In 1971, Abernathy addressed the United Nations speaking about world peace. He also assisted in brokering a deal between the FBI and American Indian Movement protestors during the Wounded Knee incident of 1973. He retired from his position as president of the SCLC in 1977 and became president emeritus. Later that year he unsuccessfully ran for the U.S. House of Representatives for the 5th district of Georgia. He later founded the Foundation for Economic Enterprises Development, and he testified before the U.S. Congress in support of extending the Voting Rights Act in 1982.

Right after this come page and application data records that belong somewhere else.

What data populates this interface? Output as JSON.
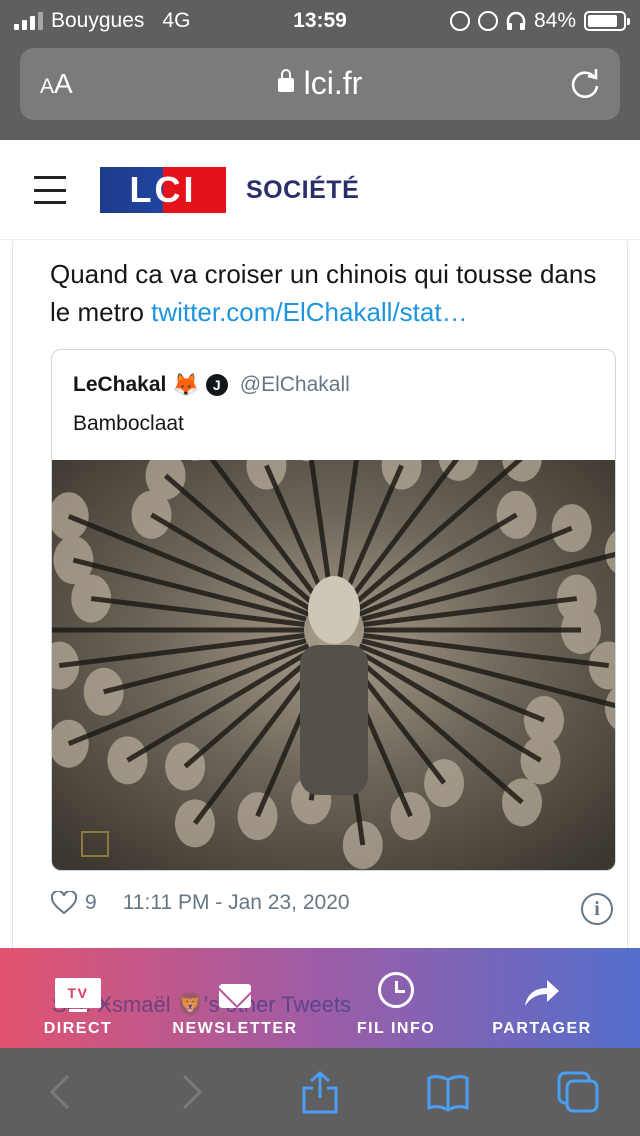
{
  "status": {
    "carrier": "Bouygues",
    "network": "4G",
    "time": "13:59",
    "battery": "84%",
    "battery_level": 0.84
  },
  "browser": {
    "text_size_small": "A",
    "text_size_large": "A",
    "domain": "lci.fr"
  },
  "site": {
    "logo": "LCI",
    "section": "SOCIÉTÉ"
  },
  "tweet": {
    "text": "Quand ca va croiser un chinois qui tousse dans le metro ",
    "link": "twitter.com/ElChakall/stat…",
    "likes": "9",
    "timestamp": "11:11 PM - Jan 23, 2020",
    "quoted": {
      "name": "LeChakal",
      "emoji": "🦊",
      "badge": "J",
      "handle": "@ElChakall",
      "text": "Bamboclaat"
    },
    "more_tweets": "See Ӿsmaël 🦁's other Tweets"
  },
  "nav": {
    "tv_badge": "TV",
    "direct": "DIRECT",
    "newsletter": "NEWSLETTER",
    "fil_info": "FIL INFO",
    "partager": "PARTAGER"
  },
  "icons": [
    "signal-icon",
    "lock-icon",
    "alarm-icon",
    "headphones-icon",
    "reload-icon",
    "menu-icon",
    "heart-icon",
    "info-icon",
    "tv-icon",
    "mail-icon",
    "clock-icon",
    "share-arrow-icon",
    "back-icon",
    "forward-icon",
    "share-icon",
    "bookmarks-icon",
    "tabs-icon"
  ],
  "colors": {
    "link": "#1b95e0",
    "section": "#2a2e6b",
    "lci_blue": "#1e3b8a",
    "lci_red": "#e3121b"
  }
}
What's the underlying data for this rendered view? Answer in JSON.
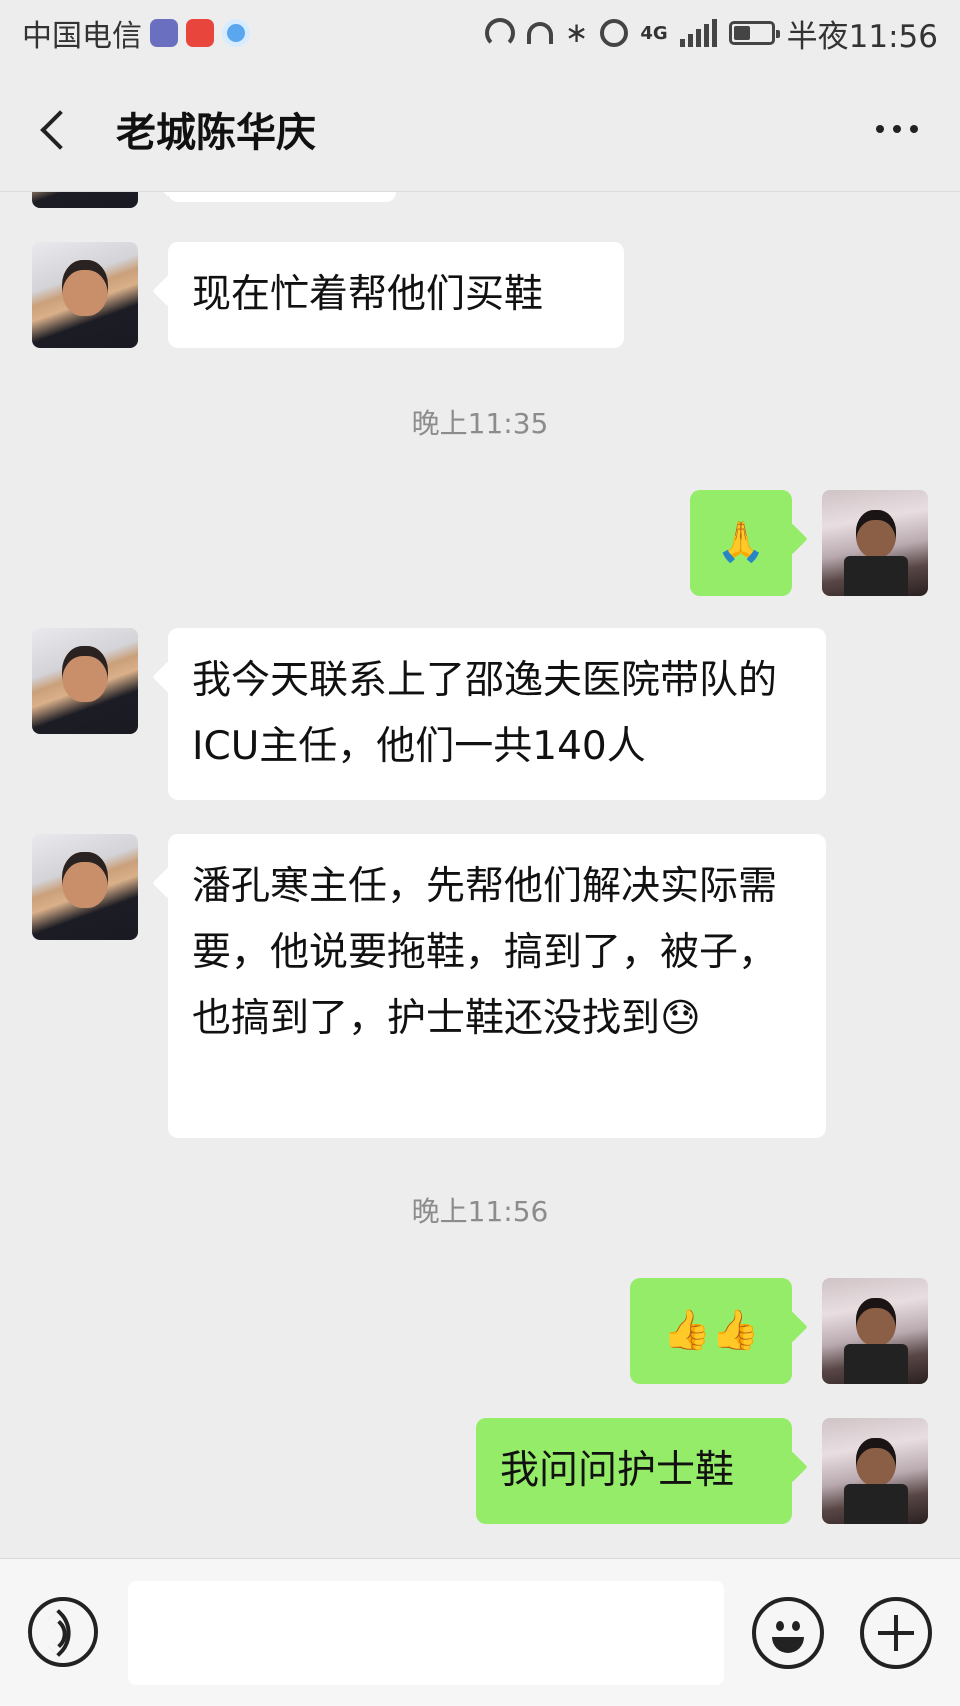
{
  "status_bar": {
    "carrier": "中国电信",
    "network_label": "4G",
    "time": "半夜11:56",
    "bluetooth_glyph": "∗",
    "icons": [
      "shield-app-icon",
      "news-app-icon",
      "browser-app-icon",
      "hotspot-icon",
      "headset-icon",
      "bluetooth-icon",
      "alarm-icon",
      "signal-icon",
      "battery-icon"
    ]
  },
  "header": {
    "title": "老城陈华庆",
    "back_icon": "chevron-left-icon",
    "more_icon": "more-dots-icon"
  },
  "messages": [
    {
      "side": "in",
      "text": "现在忙着帮他们买鞋"
    },
    {
      "type": "time",
      "text": "晚上11:35"
    },
    {
      "side": "out",
      "text": "🙏"
    },
    {
      "side": "in",
      "text": "我今天联系上了邵逸夫医院带队的ICU主任，他们一共140人"
    },
    {
      "side": "in",
      "text": "潘孔寒主任，先帮他们解决实际需要，他说要拖鞋，搞到了，被子，也搞到了，护士鞋还没找到😓"
    },
    {
      "type": "time",
      "text": "晚上11:56"
    },
    {
      "side": "out",
      "text": "👍👍"
    },
    {
      "side": "out",
      "text": "我问问护士鞋"
    }
  ],
  "input_bar": {
    "value": "",
    "icons": [
      "voice-icon",
      "emoji-icon",
      "plus-icon"
    ]
  },
  "colors": {
    "background": "#ededed",
    "outgoing_bubble": "#95ec69",
    "incoming_bubble": "#ffffff",
    "timestamp_text": "#8c8c8c"
  }
}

In 1989, Abernathy wrote And the Walls Came Tumbling Down, a controversial autobiography about his and King's involvement in the civil rights movement. He was ridiculed for statements in the book about King's alleged marital infidelities. Abernathy eventually became less active in politics and returned to his work as a minister. He died of heart disease on April 17, 1990. His tombstone is engraved with the words "I tried".